Your answer must be the full set of records, copied exactly, with no pictures in it.

-=-=-

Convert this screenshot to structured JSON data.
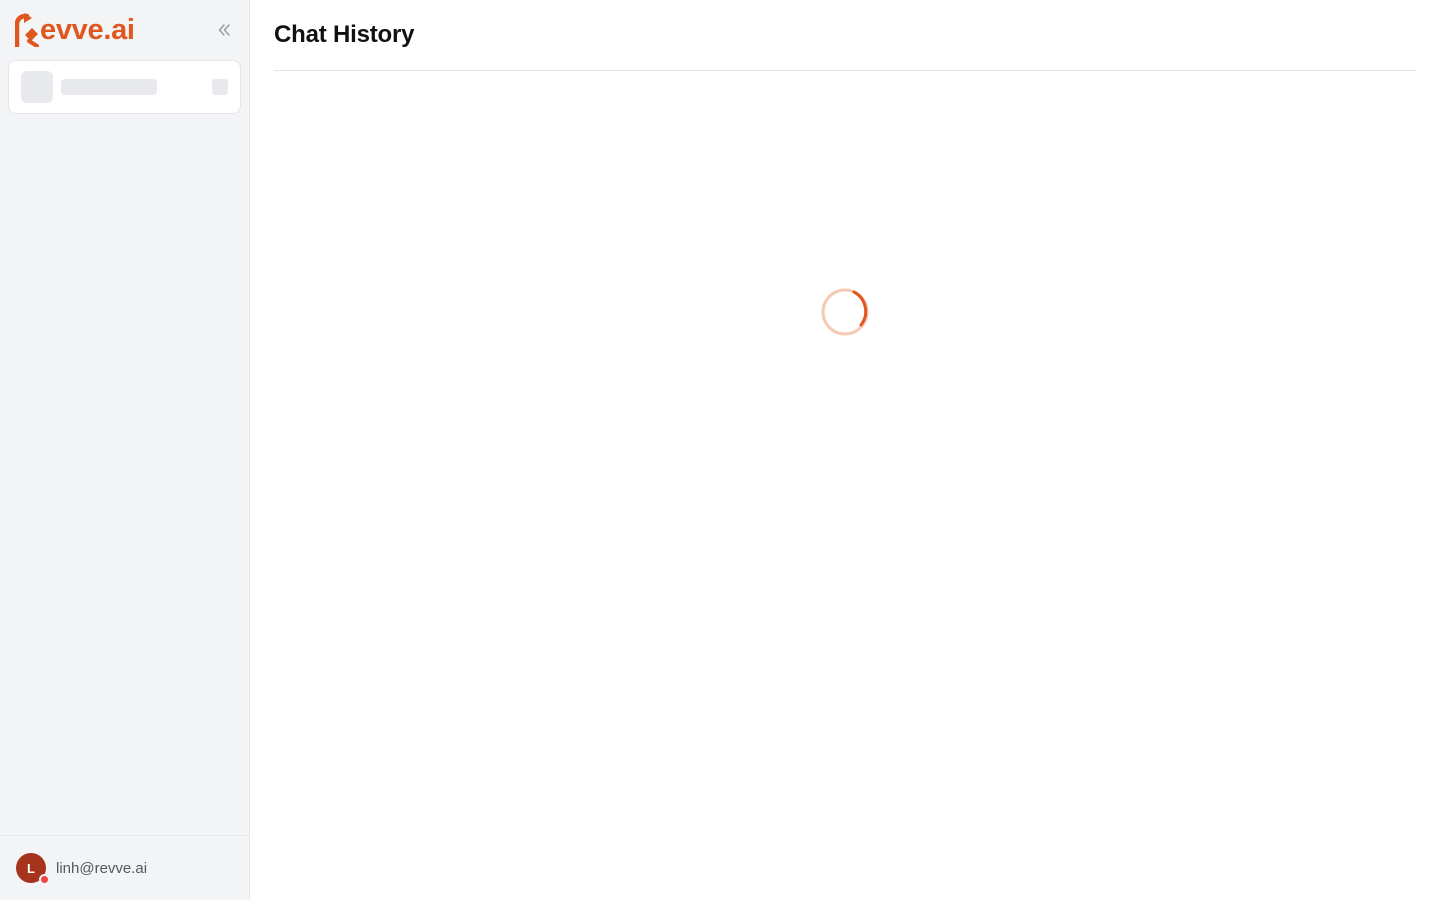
{
  "brand": {
    "name": "evve.ai",
    "color": "#e0561f"
  },
  "sidebar": {
    "collapse_icon": "chevrons-left-icon",
    "workspace_loading": true,
    "user": {
      "initial": "L",
      "email": "linh@revve.ai",
      "avatar_color": "#a6341c",
      "status_color": "#ef4444"
    }
  },
  "main": {
    "title": "Chat History",
    "loading_icon": "spinner-icon",
    "accent": "#e0561f"
  }
}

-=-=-

■ Answer to this exercise ■
Convert this screenshot to structured JSON data.
{
  "brand": {
    "name": "evve.ai",
    "color": "#e0561f"
  },
  "sidebar": {
    "collapse_icon": "chevrons-left-icon",
    "workspace_loading": true,
    "user": {
      "initial": "L",
      "email": "linh@revve.ai",
      "avatar_color": "#a6341c",
      "status_color": "#ef4444"
    }
  },
  "main": {
    "title": "Chat History",
    "loading_icon": "spinner-icon",
    "accent": "#e0561f"
  }
}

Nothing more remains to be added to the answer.